The new platform aims to enable such experiences on devices of all price points from different manufacturers. That includes Microsoft’s own $3,500 HoloLens augmented reality goggles, Facebook’s Oculus, other VR headsets, as well as mobile phones and computers that offer a 2D view.

Bloomberg reports that Microsoft’s Kipman “described the product and answered questions through his holographic avatar … using both a HoloLens and an HP Reverb headset in turn.” Although Facebook, HP and Snap have released various “goggles and glasses,” neither AR or VR have attained mass usage, and “Microsoft is betting that a set of cloud-based tools to make it easier to develop compelling AR and VR applications for almost any type of device will have broader appeal.”
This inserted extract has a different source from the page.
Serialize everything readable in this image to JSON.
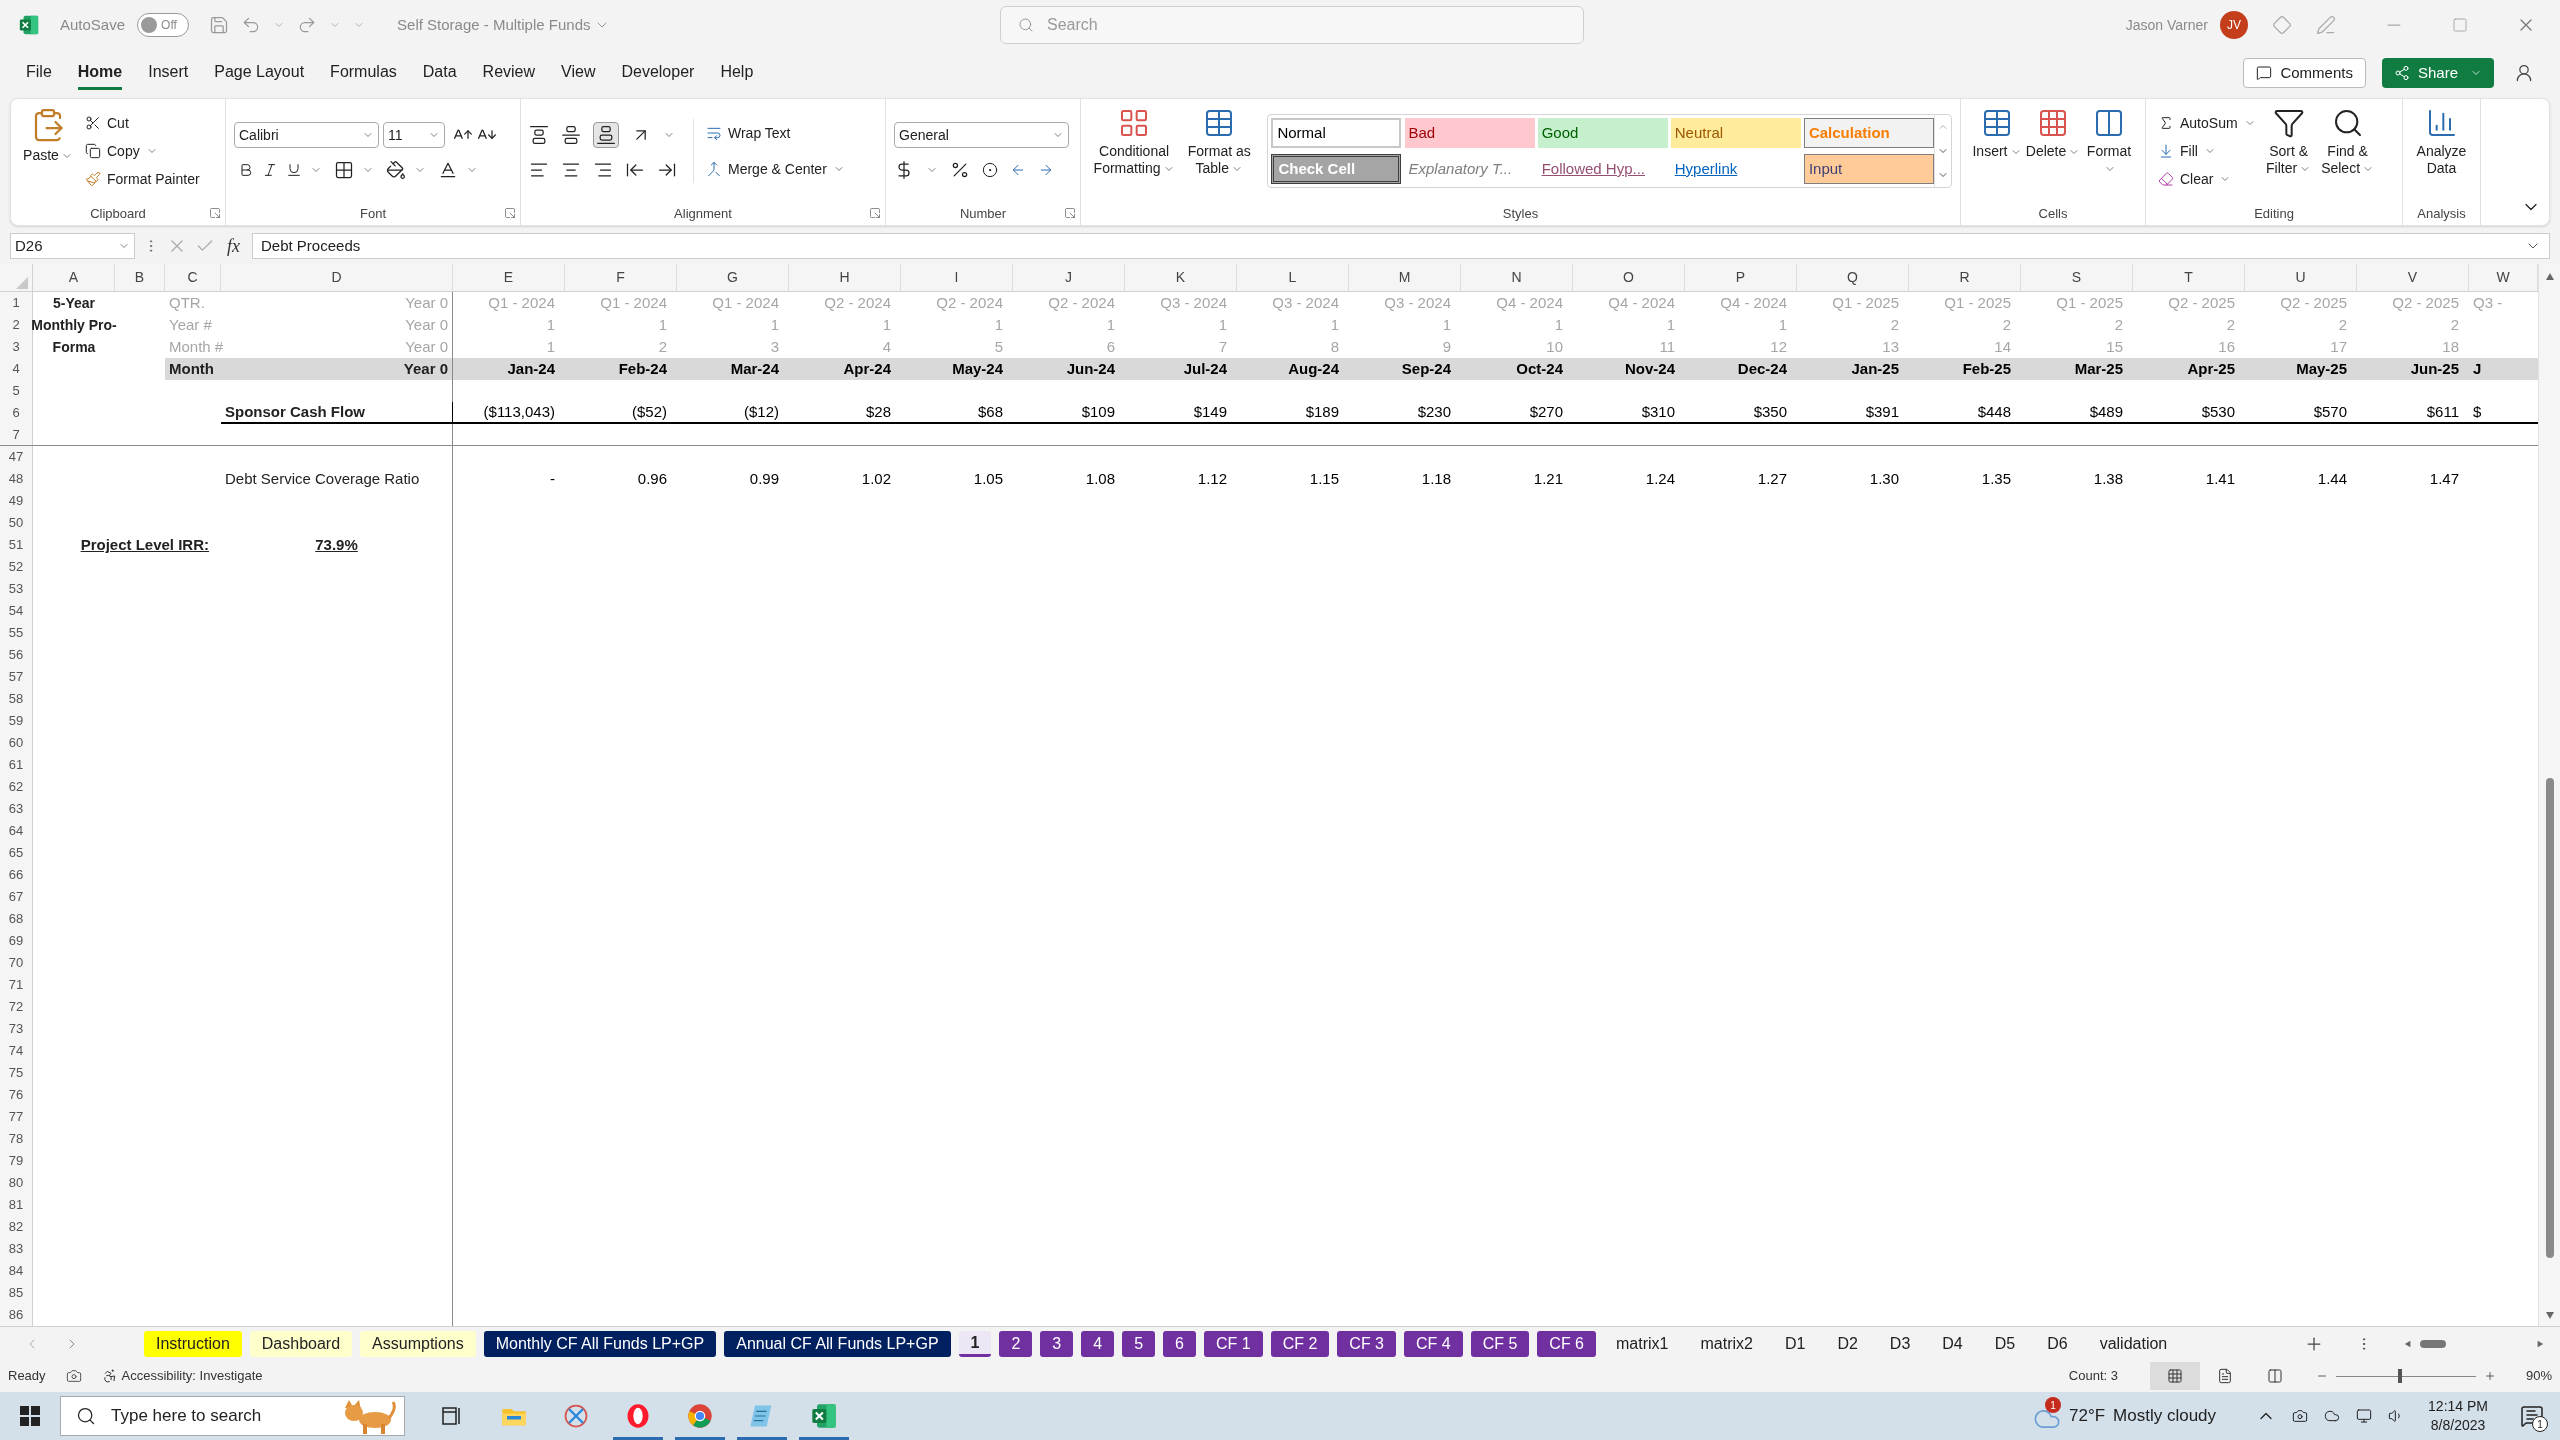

Microsoft chief executive Satya Nadella noted that, “as more AR and VR experiences become available for larger groups, phones and PCs allow a way in without expensive devices.”

Hanai World, Guy Laliberté’s new company, “plans to use Mesh to create entertainment events that mix live and virtual aspects” to preview by end of 2021. Niantic is working on “games and services … and hopes to use Mesh for things like programming the presence of two or more holograms.” OceanX, a marine science nonprofit, and Accenture also have plans to use Mesh.

Kipman noted that complex scenarios still require more work, which is “why sports programming is still a way off … [since] it would require sensor tracking on too many players and too large a space.”

“Microsoft Mesh is a kind of framework for new level of ‘holoportation,’ so that app makers can design experiences where people really are interacting with each other in virtual or semi-virtual worlds,” reports Wired. Mesh in VR will be comparable to Oculus Spaces and other lesser-known apps. In AR, Microsoft Mesh produced Kipman’s avatar as “a hologram in [the] living room” and is aimed at lightweight glasses rather than the 1.5-pound HoloLens 2.

Kipman said he and the company are “thrilled by the competition,” although Hanke said he thinks “it will still be a couple years before we see a consumer-friendly glasses experience.”

Related:
Help! Microsoft Put a Holographic James Cameron in My Basement, The Wall Street Journal, 3/2/21